While it’s inevitable that children experience some loss after their parents separate, research has shown that they will handle separation much better when they are not involved in the conflict between their parents.
Children can experience a range of different emotions when their parents separate and all children will deal with separation differently.
For example, for older teenagers things such as sports and friendships may become more important than spending time with their families, while for younger children you might find they want to spend a lot more quality time with a parent.
There are some common worries children may express when their parents are separating, these can include:
Fears of abandonment − For example “Mum/Dad might stop talking to me like they stopped talking to dad/mum.”
Worries about family changes – For example, “Where will we live?” “Will I still get to see Grandma?”, “Will I have to change schools?”
Children can have difficulty expressing their worries and tend to demonstrate them through their behaviour, which can be difficult to understand.
As an example, anger is often an expression of hurt and one way of helping is to encourage them to talk about their feelings.
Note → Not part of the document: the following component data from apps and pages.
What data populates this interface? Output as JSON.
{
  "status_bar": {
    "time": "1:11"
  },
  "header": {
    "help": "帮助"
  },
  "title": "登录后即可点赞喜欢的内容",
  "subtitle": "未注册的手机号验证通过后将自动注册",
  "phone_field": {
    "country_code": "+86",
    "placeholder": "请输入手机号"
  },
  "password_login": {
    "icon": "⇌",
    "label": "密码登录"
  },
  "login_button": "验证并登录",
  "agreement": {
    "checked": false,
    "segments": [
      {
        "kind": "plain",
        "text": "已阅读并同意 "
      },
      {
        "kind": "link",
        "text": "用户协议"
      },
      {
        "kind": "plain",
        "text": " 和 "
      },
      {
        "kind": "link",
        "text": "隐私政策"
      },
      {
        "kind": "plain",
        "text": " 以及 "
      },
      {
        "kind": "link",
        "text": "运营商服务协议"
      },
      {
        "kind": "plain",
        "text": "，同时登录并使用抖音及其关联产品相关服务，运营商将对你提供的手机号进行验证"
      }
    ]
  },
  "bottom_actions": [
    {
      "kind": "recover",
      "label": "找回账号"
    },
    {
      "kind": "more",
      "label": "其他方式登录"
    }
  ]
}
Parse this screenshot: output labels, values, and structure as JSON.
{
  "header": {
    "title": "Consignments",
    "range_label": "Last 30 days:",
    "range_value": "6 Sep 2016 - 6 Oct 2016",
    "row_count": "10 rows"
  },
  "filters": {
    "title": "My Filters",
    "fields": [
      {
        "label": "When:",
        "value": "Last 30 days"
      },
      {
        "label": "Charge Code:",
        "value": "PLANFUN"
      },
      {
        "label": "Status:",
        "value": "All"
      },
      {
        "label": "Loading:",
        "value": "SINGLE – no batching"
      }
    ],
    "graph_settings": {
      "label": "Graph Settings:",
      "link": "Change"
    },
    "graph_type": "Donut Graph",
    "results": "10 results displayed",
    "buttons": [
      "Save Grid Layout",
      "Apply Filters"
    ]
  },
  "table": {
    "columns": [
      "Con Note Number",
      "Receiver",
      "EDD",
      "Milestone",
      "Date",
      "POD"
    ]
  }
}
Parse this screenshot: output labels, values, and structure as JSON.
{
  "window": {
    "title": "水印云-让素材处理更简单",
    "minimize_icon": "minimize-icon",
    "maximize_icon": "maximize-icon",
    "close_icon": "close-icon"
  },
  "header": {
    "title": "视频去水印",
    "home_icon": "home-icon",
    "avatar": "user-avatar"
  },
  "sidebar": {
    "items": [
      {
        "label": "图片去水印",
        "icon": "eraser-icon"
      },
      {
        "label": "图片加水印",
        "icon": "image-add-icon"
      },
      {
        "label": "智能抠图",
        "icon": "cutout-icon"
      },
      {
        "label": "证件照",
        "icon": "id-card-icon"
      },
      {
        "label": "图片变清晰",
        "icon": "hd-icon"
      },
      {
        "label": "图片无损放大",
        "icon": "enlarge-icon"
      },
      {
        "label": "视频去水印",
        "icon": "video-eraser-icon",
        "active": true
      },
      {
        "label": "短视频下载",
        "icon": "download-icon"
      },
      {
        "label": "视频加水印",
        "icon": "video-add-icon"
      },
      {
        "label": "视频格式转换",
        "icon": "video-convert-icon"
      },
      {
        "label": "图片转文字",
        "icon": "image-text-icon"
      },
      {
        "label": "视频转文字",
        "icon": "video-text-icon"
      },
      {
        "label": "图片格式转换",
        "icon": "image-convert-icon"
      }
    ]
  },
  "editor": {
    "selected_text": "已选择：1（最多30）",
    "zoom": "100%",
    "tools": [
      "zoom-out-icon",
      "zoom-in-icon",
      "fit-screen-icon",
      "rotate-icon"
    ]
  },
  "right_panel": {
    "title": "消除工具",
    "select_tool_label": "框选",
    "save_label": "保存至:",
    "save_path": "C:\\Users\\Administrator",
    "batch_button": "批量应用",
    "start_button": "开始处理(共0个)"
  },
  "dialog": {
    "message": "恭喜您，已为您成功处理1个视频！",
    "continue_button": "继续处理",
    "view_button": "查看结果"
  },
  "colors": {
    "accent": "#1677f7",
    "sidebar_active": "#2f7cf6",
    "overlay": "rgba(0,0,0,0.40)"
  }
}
It is important to remember too that while children may take time to adjust to separation, it is always better that they are away from tension or arguing that may have occurred in the home before.